continued Part of that will be in addressing new technologies, and the new superintendent must be able to bring the district forward via a new model in learning, according to Dedrick.
“Kids are less inclined to use technology in class and more inclined to use it outside of the classroom. There will be a proliferation of technology use in the classrooms and it’s no longer the case where teachers are providing that but helping the students to uncover the possibilities,” he said.
Dedrickalso said balance is key to the role of superintendent, saying, “Certain thing sare easy to leave off of the calendar, but are good to do. Like going to the elementary school, and planning on one or two days per week visiting an elementary school and actually being in the schools.”
Multer says the process for the search began shortly after Shultz’s announcement in September 2011 that he would retire. On average, she said that the process takes five to six months to complete.
“The board looked at how to fill the opening and who would facilitate the search for them. They didn’t want to do it quickly and they really wanted to bring the community into the process,” said Multer.
“I really credit the board, they wanted and open and transparent process, and they took a lot of community input during the process. I tell other districts to look at BH-BL, to see an open process, and to look to it as a model,” said Dedrick.
It is common for Capital Region BOCES to head superintendent searches. Dederick has led efforts in Schenectady and Bethlehem.
A total of 29 applications for the position were submitted, and Dedrick and board members read through each one.
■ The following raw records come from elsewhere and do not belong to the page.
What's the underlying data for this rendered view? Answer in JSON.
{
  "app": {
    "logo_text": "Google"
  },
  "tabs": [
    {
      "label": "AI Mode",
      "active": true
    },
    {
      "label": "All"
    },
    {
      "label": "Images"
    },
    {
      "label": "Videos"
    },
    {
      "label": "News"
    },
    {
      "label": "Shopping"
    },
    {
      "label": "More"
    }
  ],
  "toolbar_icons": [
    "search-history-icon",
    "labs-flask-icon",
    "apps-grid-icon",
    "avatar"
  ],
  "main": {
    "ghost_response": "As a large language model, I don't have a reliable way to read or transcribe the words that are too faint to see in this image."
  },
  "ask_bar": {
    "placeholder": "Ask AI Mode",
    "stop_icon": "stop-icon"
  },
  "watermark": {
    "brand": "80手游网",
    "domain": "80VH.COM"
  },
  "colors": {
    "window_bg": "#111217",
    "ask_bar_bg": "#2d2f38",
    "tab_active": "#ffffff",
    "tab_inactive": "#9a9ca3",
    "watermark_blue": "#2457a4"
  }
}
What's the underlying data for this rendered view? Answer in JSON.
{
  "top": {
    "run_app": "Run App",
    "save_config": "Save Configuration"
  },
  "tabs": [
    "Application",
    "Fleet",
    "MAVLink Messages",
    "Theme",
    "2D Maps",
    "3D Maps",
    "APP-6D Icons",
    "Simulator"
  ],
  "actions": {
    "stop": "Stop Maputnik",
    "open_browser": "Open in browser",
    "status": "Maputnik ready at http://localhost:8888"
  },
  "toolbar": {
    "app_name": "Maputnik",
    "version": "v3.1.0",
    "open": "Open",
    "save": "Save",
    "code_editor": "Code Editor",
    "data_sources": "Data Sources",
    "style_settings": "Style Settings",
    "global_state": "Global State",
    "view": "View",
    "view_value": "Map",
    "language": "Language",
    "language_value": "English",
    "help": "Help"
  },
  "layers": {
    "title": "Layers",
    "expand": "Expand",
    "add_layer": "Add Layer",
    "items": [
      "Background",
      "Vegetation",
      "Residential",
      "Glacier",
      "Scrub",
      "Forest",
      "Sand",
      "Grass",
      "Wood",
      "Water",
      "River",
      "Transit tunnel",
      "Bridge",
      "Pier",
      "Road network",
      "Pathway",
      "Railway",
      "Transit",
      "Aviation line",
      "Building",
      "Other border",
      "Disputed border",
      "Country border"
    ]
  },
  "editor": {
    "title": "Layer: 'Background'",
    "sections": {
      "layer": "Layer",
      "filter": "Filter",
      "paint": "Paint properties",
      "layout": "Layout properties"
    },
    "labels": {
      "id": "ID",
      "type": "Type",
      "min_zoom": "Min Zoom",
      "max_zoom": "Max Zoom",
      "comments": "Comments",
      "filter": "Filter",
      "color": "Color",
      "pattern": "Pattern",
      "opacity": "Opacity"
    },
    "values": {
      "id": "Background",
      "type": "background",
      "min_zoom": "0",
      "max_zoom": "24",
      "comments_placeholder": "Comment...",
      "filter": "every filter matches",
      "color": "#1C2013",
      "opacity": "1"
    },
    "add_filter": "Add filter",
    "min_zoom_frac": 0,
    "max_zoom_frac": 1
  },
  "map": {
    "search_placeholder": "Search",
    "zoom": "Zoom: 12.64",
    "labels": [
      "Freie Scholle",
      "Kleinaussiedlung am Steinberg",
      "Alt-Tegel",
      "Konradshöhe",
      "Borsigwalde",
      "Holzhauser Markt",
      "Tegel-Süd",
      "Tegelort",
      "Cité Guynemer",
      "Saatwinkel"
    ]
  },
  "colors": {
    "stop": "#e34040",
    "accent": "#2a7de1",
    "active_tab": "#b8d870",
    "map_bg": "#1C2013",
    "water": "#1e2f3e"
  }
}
“The process is time consuming. The number of candidates has increased and people are looking here to the Capital District. We have good communities, good schools and things are happening here, it’s a hotbed,” said Dedrick.